*** EXERCISE MATERIAL ***

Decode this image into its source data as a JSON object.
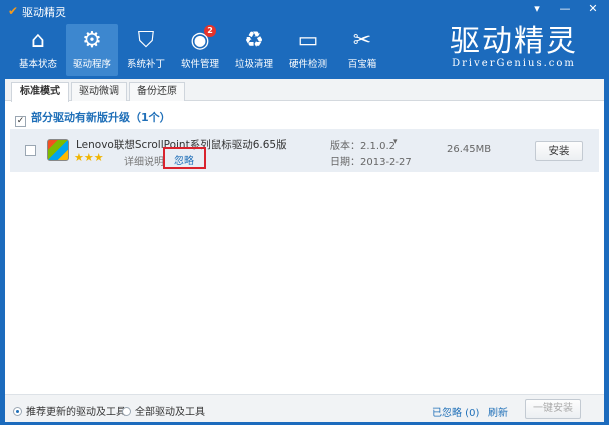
{
  "app": {
    "title": "驱动精灵"
  },
  "toolbar": {
    "items": [
      {
        "label": "基本状态",
        "icon": "home-icon"
      },
      {
        "label": "驱动程序",
        "icon": "gear-icon",
        "active": true
      },
      {
        "label": "系统补丁",
        "icon": "shield-icon"
      },
      {
        "label": "软件管理",
        "icon": "disc-icon",
        "badge": "2"
      },
      {
        "label": "垃圾清理",
        "icon": "recycle-bin-icon"
      },
      {
        "label": "硬件检测",
        "icon": "monitor-icon"
      },
      {
        "label": "百宝箱",
        "icon": "tools-icon"
      }
    ]
  },
  "brand": {
    "name": "驱动精灵",
    "site": "DriverGenius.com"
  },
  "tabs": [
    "标准模式",
    "驱动微调",
    "备份还原"
  ],
  "group": {
    "label": "部分驱动有新版升级（1个）"
  },
  "driver": {
    "name": "Lenovo联想ScrollPoint系列鼠标驱动6.65版",
    "rating": 3,
    "stars": "★★★",
    "details": "详细说明",
    "ignore": "忽略",
    "version": "版本：2.1.0.2",
    "date": "日期：2013-2-27",
    "size": "26.45MB",
    "install": "安装"
  },
  "footer": {
    "option1": "推荐更新的驱动及工具",
    "option2": "全部驱动及工具",
    "ignored": "已忽略 (0)",
    "refresh": "刷新",
    "install_all": "一键安装"
  },
  "colors": {
    "accent": "#1c6bbd",
    "highlight": "#d9232d"
  }
}
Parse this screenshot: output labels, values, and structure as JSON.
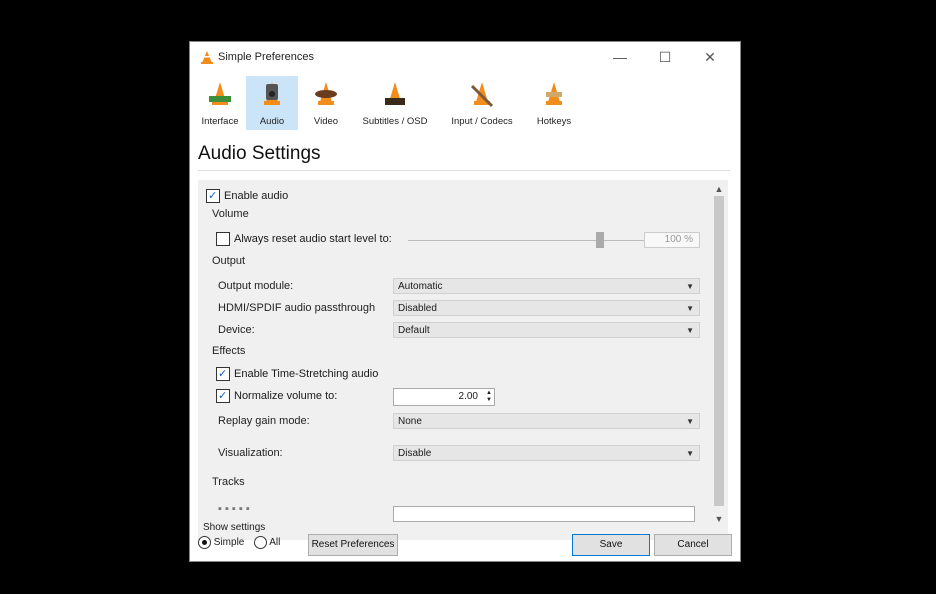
{
  "window": {
    "title": "Simple Preferences",
    "controls": {
      "minimize": "—",
      "maximize": "☐",
      "close": "✕"
    }
  },
  "tabs": [
    {
      "label": "Interface",
      "active": false
    },
    {
      "label": "Audio",
      "active": true
    },
    {
      "label": "Video",
      "active": false
    },
    {
      "label": "Subtitles / OSD",
      "active": false
    },
    {
      "label": "Input / Codecs",
      "active": false
    },
    {
      "label": "Hotkeys",
      "active": false
    }
  ],
  "page_title": "Audio Settings",
  "settings": {
    "enable_audio": {
      "label": "Enable audio",
      "checked": true
    },
    "volume_section": "Volume",
    "reset_level": {
      "label": "Always reset audio start level to:",
      "checked": false,
      "value": "100 %",
      "level": 0.85
    },
    "output_section": "Output",
    "output_module": {
      "label": "Output module:",
      "value": "Automatic"
    },
    "passthrough": {
      "label": "HDMI/SPDIF audio passthrough",
      "value": "Disabled"
    },
    "device": {
      "label": "Device:",
      "value": "Default"
    },
    "effects_section": "Effects",
    "time_stretch": {
      "label": "Enable Time-Stretching audio",
      "checked": true
    },
    "normalize": {
      "label": "Normalize volume to:",
      "checked": true,
      "value": "2.00"
    },
    "replay_gain": {
      "label": "Replay gain mode:",
      "value": "None"
    },
    "visualization": {
      "label": "Visualization:",
      "value": "Disable"
    },
    "tracks_section": "Tracks"
  },
  "bottom": {
    "show_settings": "Show settings",
    "simple": {
      "label": "Simple",
      "selected": true
    },
    "all": {
      "label": "All",
      "selected": false
    },
    "reset": "Reset Preferences",
    "save": "Save",
    "cancel": "Cancel"
  },
  "colors": {
    "active_tab": "#cce4f7",
    "cone_orange": "#f28c1b",
    "accent": "#0078d7"
  }
}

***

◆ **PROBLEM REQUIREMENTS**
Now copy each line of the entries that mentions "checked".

◆ **TASK RESPONSE**
      "checked": true
      "checked": false,
      "checked": true
      "checked": true,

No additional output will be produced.